Description of the task:
Among the lines below, which ones contain the word "glyph"? Copy every such line.

Recorded data:

########

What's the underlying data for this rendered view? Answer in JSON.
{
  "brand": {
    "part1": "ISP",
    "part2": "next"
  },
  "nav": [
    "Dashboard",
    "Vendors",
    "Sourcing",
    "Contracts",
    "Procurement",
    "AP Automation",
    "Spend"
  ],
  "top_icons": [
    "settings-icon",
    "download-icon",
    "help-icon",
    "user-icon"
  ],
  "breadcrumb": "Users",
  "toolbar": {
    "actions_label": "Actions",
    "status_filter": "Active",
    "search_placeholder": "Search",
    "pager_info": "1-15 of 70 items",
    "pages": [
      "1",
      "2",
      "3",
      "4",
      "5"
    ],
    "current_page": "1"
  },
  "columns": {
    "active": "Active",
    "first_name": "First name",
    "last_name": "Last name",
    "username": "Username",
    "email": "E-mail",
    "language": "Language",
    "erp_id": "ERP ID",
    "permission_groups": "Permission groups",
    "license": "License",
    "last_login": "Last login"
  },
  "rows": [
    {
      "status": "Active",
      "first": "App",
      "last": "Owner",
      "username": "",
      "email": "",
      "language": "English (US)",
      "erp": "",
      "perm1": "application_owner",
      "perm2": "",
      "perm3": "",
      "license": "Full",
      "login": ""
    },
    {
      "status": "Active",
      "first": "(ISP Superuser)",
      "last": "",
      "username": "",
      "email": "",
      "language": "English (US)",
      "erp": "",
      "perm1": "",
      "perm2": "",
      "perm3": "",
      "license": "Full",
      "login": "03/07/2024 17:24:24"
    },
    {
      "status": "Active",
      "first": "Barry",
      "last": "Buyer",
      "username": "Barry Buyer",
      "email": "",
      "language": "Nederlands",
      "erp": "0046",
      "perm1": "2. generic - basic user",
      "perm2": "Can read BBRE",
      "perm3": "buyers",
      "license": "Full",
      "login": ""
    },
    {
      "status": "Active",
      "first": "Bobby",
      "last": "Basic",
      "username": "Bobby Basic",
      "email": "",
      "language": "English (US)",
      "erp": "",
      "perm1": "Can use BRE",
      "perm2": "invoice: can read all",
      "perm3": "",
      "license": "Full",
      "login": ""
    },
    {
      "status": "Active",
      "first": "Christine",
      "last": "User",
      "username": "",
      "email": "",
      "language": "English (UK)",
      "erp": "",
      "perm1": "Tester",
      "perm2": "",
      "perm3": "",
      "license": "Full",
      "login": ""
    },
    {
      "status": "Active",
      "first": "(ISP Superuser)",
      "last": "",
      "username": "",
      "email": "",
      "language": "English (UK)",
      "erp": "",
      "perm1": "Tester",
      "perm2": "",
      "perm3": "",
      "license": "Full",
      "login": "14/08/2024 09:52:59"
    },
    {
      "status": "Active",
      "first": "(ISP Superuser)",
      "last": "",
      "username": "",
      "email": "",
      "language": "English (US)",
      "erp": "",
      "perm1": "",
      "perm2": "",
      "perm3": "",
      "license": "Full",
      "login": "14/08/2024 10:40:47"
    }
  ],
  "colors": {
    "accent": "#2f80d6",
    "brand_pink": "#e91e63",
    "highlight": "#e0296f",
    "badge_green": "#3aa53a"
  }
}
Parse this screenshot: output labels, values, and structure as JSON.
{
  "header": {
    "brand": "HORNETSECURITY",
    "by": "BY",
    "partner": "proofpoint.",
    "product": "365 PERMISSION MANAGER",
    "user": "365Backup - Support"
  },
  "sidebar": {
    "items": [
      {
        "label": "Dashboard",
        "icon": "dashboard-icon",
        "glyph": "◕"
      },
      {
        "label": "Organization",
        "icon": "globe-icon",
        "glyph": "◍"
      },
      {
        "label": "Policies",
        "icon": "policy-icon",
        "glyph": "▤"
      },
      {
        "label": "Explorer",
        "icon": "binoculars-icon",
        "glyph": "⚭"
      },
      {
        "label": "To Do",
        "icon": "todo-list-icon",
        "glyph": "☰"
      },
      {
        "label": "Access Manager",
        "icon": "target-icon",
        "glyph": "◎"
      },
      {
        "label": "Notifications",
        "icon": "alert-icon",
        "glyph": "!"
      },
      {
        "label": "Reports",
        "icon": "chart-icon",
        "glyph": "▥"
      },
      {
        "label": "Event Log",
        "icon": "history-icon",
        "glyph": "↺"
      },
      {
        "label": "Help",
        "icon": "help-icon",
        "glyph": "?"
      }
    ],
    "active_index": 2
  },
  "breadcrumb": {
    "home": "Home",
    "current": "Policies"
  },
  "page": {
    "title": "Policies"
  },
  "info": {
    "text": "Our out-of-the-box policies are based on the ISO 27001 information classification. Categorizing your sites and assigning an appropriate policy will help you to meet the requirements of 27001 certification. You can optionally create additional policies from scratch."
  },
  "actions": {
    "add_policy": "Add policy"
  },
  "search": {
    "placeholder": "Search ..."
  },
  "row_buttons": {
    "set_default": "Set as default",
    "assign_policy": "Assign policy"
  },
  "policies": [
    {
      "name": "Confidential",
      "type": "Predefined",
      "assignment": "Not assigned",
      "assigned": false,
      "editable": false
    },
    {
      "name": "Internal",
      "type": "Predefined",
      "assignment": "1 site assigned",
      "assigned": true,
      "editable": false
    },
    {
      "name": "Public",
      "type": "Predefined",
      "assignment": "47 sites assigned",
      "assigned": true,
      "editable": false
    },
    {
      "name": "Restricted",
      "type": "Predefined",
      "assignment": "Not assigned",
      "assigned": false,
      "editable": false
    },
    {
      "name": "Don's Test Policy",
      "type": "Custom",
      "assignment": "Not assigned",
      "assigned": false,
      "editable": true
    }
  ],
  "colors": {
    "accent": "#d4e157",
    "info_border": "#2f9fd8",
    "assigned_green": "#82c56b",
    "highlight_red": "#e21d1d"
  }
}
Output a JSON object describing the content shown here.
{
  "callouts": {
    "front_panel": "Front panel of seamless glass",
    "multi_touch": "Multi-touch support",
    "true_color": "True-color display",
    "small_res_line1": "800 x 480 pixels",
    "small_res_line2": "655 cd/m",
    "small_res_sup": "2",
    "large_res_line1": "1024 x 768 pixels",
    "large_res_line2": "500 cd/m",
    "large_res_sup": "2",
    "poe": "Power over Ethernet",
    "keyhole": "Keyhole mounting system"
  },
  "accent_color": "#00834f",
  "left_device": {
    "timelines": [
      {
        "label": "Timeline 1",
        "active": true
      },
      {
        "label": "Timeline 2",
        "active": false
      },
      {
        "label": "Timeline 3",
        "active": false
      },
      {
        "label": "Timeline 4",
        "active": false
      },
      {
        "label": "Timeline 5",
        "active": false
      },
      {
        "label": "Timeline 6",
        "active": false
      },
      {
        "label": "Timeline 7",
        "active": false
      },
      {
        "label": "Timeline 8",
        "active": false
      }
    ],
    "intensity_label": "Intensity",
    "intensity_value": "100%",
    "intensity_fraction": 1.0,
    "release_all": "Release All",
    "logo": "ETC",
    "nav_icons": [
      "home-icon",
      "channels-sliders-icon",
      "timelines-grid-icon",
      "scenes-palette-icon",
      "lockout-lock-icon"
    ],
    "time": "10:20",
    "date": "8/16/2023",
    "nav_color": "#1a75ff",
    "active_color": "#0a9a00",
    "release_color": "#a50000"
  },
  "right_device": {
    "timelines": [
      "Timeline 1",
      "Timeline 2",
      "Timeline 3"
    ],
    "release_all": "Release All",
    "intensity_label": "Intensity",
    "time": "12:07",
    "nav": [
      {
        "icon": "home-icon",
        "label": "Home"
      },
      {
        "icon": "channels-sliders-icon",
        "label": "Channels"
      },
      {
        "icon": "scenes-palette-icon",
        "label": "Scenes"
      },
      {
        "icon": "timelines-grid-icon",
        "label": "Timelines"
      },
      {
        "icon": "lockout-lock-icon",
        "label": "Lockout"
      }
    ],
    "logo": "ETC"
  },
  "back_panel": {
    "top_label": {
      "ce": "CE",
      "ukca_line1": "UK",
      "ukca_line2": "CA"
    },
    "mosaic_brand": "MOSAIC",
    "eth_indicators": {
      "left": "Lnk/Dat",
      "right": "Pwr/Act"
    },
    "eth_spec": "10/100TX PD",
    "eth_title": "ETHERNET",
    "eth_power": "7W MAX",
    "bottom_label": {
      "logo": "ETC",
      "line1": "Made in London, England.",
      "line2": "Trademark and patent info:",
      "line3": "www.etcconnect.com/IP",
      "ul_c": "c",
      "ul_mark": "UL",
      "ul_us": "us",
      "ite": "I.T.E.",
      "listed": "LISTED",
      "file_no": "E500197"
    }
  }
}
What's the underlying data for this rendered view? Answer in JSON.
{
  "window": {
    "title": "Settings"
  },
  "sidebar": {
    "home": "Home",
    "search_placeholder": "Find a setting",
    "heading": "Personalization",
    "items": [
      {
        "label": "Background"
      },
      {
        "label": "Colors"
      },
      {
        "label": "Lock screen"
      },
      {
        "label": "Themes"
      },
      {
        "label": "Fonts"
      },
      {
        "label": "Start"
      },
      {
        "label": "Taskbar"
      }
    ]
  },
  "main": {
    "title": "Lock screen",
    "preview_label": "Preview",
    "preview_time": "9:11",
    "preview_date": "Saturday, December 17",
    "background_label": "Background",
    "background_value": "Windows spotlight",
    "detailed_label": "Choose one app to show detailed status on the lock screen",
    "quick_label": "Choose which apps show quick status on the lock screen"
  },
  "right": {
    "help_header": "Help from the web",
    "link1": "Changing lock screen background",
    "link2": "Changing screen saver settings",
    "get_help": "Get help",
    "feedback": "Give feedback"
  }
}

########

Result:
        "glyph": "◕"
        "glyph": "◍"
        "glyph": "▤"
        "glyph": "⚭"
        "glyph": "☰"
        "glyph": "◎"
        "glyph": "!"
        "glyph": "▥"
        "glyph": "↺"
        "glyph": "?"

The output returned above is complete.